In 2006, Christopher Hitchens warned against confusing the “gigantic power” of militant Islamism around the globe with “a cringing minority whose faith you might offend”.
In a world where ISIS have since declared a Caliphate over parts of Iraq and Syria, and where Islamists in Bangladesh hack secular bloggers to death, and Raif Badawi has been publicly flogged, and remains imprisoned, for running a secular blog in Saudi Arabia, the oppressiveness of militant Islam towards anyone who thinks differently should be obvious.
Sadly, many among the radical left still fail to see this, instead casting the Islamists themselves as an oppressed group. In the so-called “student movement”, the latest such individual is one of the LGBT+ Officers, Noorulan Shahid, who expressed solidarity with violent protests against allegedly accidental Qu’ran burnings in 2012.
While calling the post sympathetic to the Taliban is arguably a stretch, it seems overtly sympathetic to protests which killed dozens, calling their anger “right”, and expressing sympathy “because [the protestors] are Muslims”.
The implication seems fairly clear: that because the protestors are Muslim, they should be sympathised with. This raises the immediate question: why should protests which killed dozens of people evoke sympathy not for the dead, but for the protestors as a group, with no condemnation of those deaths? Why, also, should we be expressing sympathy for those who burned down Danish embassies across the world in 2006 over cartoons of Muhammad, rather than standing with Denmark, whose embassies and nationals were under attack?
In the wake of the Charlie Hebdo massacre, Pope Francis made the absurd statement that “If my good friend… says a curse word against my mother, he can expect a punch”. The obvious reply to His Holiness is that your friend would still have every right to file a Police report, and you would go to jail regardless, precisely because offence, even to your deeply-held religious beliefs, is not an excuse to be violent.
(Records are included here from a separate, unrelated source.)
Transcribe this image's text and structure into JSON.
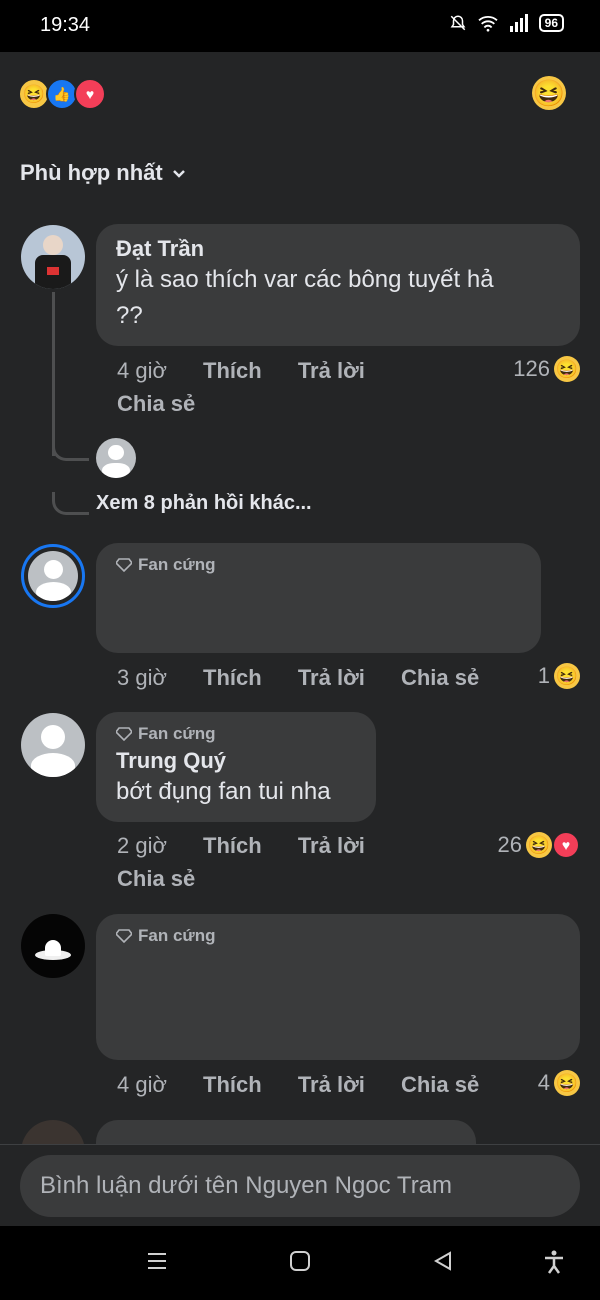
{
  "status": {
    "time": "19:34",
    "battery": "96"
  },
  "sort_label": "Phù hợp nhất",
  "comments": [
    {
      "name": "Đạt Trần",
      "text": "ý là sao thích var các bông tuyết hả ??",
      "time": "4 giờ",
      "like": "Thích",
      "reply": "Trả lời",
      "share": "Chia sẻ",
      "reactions": "126"
    },
    {
      "badge": "Fan cứng",
      "time": "3 giờ",
      "like": "Thích",
      "reply": "Trả lời",
      "share": "Chia sẻ",
      "reactions": "1"
    },
    {
      "badge": "Fan cứng",
      "name": "Trung Quý",
      "text": "bớt đụng fan tui nha",
      "time": "2 giờ",
      "like": "Thích",
      "reply": "Trả lời",
      "share": "Chia sẻ",
      "reactions": "26"
    },
    {
      "badge": "Fan cứng",
      "time": "4 giờ",
      "like": "Thích",
      "reply": "Trả lời",
      "share": "Chia sẻ",
      "reactions": "4"
    }
  ],
  "more_replies": "Xem 8 phản hồi khác...",
  "comment_input": {
    "placeholder": "Bình luận dưới tên Nguyen Ngoc Tram"
  },
  "colors": {
    "background": "#242526",
    "bubble": "#3a3b3c",
    "accent": "#1877f2"
  },
  "icons": [
    "bell-off-icon",
    "wifi-icon",
    "signal-icon",
    "battery-icon",
    "chevron-down-icon",
    "diamond-icon",
    "haha-icon",
    "like-icon",
    "love-icon",
    "menu-icon",
    "home-icon",
    "back-icon",
    "accessibility-icon"
  ]
}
Yet, when it comes to condemning Islamist violence, the modern identitarian Left (and the student left in particular) seems to turn a blind eye at best, and at worst openly support it. Shahid’s close ally in the NUS, President Malia Bouattia, whose anti-Semitic statements ensured her election led to disaffiliation votes in multiple universities, shamelessly falls into the latter category.
In 2014, while speaking in an official capacity as NUS Black Students’ Officer, Bouattia argued that we have a duty to support violent struggle, and even appeared to argue that Islam was a violent religion, with peaceful Muslims suffering from “internalised Islamophobia”.
More recently, the current Black Students’ Officer was pictured speaking this year at Al-Quds Day, a Khomeinist demonstration which routinely features the flying of the banner of illegal terror group Hezbollah.
How did we get to a situation where far-left student leaders, including LGBT+ representatives, are sympathising with, or even openly supporting, Islamist groups? The short answer appears to be precisely Shahid’s justification for sympathising with murderous protests: “because they are Muslims”.
However, it’s not quite as simple as that. They are also the right “kind” of Muslims, not liberal Muslims like Usama Hassan or ex-Muslims like Maryam Namazie, both of whom have faced opposition from the regressive left on campuses, but rather “authentic” Islamists spouting theocratic fascism, all as a result of “Western foreign policy”.
Yet what this narrative, the same narrative which simplistically cast the 2001 intervention in Afghanistan as “the world’s richest country bombing the world’s poorest one”, ignores is that the Islamists it defends are not an oppressed group. Rather, they subscribe to one of the most oppressive ideologies of the modern era.
In Afghanistan, this manifested itself in fervent opposition to women and girls receiving an education, regular flogging, and public executions as half-time entertainment during football matches. Hardly likely to be the best thing to happen to the country in 25 years as Moazzam Begg, unofficial frontman of the NUS’s anti-Prevent efforts, would have us believe.
In northern Mali, all music barring Qu’ranic recitation was banned in spite of the prominent place of music in Malian culture. In Iraq and Syria today, this Islamism has found its Platonic Form in ISIS, which perfects ever more gruesome methods of execution, from burning alive to dissolution in acid and boiling in tar.
It would appear self-evident that the kind of totalitarian ideology which stands against many of the freedoms that we now take for granted in the west, including the long fought-for rights of women and LGBT+ people, can hardly be said to render its adherents “oppressed”.
Yet the ideology of the identitarian left, which seems to see the entire world through the paradigm of the “oppressive” West against everyone else, does not admit that Islamists are just as capable of creating oppression as anyone else, and in fact have created some of the most oppressive regimes in the modern world, such as in Saudi Arabia. Nor does it admit that Islamism is a force with its own vitality, even in the face of ISIS declaring that they hate the West primarily because we are not like them in the August issue of its magazine ‘Dabiq’.
Until the regressive, identitarian left realises that oppression can be committed by any group or any ideology, very little will change on the inside. But on the outside, we must still challenge the narrative presented by Bouattia and her allies, and say clearly: Islamists are not oppressed.